The PSC has been building the power to win our demands-for the whole membership-since before the negotiations for a new contract began more than a year ago. An increase in adjunct pay is a demand for the whole membership. Thousands of PSC members-full-timers as well as part-timers, staff as well as faculty-have demonstrated their support. And now labor leaders across the city have pledged their support for our demand as a demand that is critical for all workers in the city.

Last week, the PSC bargaining team answered CUNY management’s unacceptable economic offer with a comprehensive counterproposal that includes raises above inflation for all, makes significant investments in equity increases, addresses important non-economic issues, and offers a way of reaching $7K a course for adjuncts.

The union is on record calling for legislation to repeal the Taylor Law’s prohibition of strikes, and we strongly support that position. But as elected officers responsible for the wellbeing of the union and the interests of our members, we understand the scope of the Taylor Law as it currently stands and the mandatory penalties it stipulates.

Strikes are a serious thing, especially under current New York law. We do not underestimate the moral and political power strikes can have, especially as the current wave of teachers’ strikes is changing the labor landscape. Strikes are a uniquely powerful tool of organized labor. But they also come with profound risks, and the union’s elected leadership takes those risks seriously.

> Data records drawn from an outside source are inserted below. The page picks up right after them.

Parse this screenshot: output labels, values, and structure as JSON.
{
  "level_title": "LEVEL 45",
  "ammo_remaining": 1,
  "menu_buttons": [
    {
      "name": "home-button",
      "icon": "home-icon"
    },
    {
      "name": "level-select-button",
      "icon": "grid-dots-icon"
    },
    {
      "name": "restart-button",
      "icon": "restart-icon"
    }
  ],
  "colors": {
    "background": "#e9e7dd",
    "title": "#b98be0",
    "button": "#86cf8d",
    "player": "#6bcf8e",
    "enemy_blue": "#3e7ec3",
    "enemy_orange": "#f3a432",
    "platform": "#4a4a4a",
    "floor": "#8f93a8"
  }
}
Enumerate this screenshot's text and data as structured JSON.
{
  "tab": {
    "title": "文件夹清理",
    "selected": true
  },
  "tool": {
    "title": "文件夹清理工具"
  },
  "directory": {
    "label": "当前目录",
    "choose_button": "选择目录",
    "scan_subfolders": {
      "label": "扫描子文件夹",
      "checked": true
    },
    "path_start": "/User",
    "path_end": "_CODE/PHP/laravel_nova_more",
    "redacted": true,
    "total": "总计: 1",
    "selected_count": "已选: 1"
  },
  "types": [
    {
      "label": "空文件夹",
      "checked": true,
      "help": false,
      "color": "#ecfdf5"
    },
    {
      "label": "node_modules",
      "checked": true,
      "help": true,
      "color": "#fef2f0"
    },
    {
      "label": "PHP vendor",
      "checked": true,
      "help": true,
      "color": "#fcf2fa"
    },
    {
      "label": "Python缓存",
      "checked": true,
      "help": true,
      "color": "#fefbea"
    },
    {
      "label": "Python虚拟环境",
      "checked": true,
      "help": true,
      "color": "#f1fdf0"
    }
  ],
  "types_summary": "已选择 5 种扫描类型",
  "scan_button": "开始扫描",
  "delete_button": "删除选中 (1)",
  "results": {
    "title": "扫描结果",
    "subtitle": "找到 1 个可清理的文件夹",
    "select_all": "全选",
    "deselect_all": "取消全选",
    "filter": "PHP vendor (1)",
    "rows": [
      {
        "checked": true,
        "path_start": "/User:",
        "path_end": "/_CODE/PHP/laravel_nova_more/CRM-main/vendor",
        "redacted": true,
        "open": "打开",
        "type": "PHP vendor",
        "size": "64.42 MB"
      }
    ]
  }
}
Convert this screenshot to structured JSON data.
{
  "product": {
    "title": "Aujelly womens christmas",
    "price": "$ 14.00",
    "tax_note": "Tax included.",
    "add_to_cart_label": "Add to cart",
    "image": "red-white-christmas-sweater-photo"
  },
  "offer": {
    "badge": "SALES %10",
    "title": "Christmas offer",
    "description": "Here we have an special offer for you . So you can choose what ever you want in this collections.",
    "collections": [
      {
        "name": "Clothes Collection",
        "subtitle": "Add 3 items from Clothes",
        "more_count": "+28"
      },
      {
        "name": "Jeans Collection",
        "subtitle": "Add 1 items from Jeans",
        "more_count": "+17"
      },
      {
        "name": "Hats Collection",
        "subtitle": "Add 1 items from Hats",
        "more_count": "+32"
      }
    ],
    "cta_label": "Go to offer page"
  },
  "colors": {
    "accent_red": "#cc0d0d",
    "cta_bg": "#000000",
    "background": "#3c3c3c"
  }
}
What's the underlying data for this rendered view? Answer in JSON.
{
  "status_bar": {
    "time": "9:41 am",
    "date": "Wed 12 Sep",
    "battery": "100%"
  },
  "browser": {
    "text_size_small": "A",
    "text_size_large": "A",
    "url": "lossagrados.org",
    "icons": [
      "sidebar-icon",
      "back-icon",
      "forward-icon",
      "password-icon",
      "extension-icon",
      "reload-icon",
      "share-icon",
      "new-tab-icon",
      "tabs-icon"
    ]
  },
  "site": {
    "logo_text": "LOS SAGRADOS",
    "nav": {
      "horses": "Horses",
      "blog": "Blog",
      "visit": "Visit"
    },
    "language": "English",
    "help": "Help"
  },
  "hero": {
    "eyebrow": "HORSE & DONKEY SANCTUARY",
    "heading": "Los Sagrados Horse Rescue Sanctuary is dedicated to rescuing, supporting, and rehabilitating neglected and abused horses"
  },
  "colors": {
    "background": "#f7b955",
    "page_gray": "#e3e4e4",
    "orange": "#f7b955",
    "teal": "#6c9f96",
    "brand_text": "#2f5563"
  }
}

If, at some point in negotiations, the union leadership believes that we need to consider a strike, we will make the decision through our democratically elected leadership bodies-not through subterfuge. And if we were to consider a strike, we would put the proposal before the entire membership honestly.

Transforming adjunct pay may be the hardest thing the PSC has ever tried to do. The union also has other urgent demands. We need everyone pulling together, not some people trying to pull the union apart. Cross-title solidarity goes more than one way. We must all support each other and each other’s demands.

We invite every proponent of “7K or Strike” to recognize how much public support the demand has already gained. Stop jeopardizing that support by insulting, confusing and alienating your fellow members. Advocate for your position honestly within the union, not through deceit. Above all, join the PSC’s campaign for a contract we can all be proud of. Be part of a strategy to win.

In solidarity,
Barbara Bowen, PSC President
Andrea Vásquez, PSC First Vice President
Sharon Persinger, PSC Treasurer
Nivedita Majumdar, PSC Secretary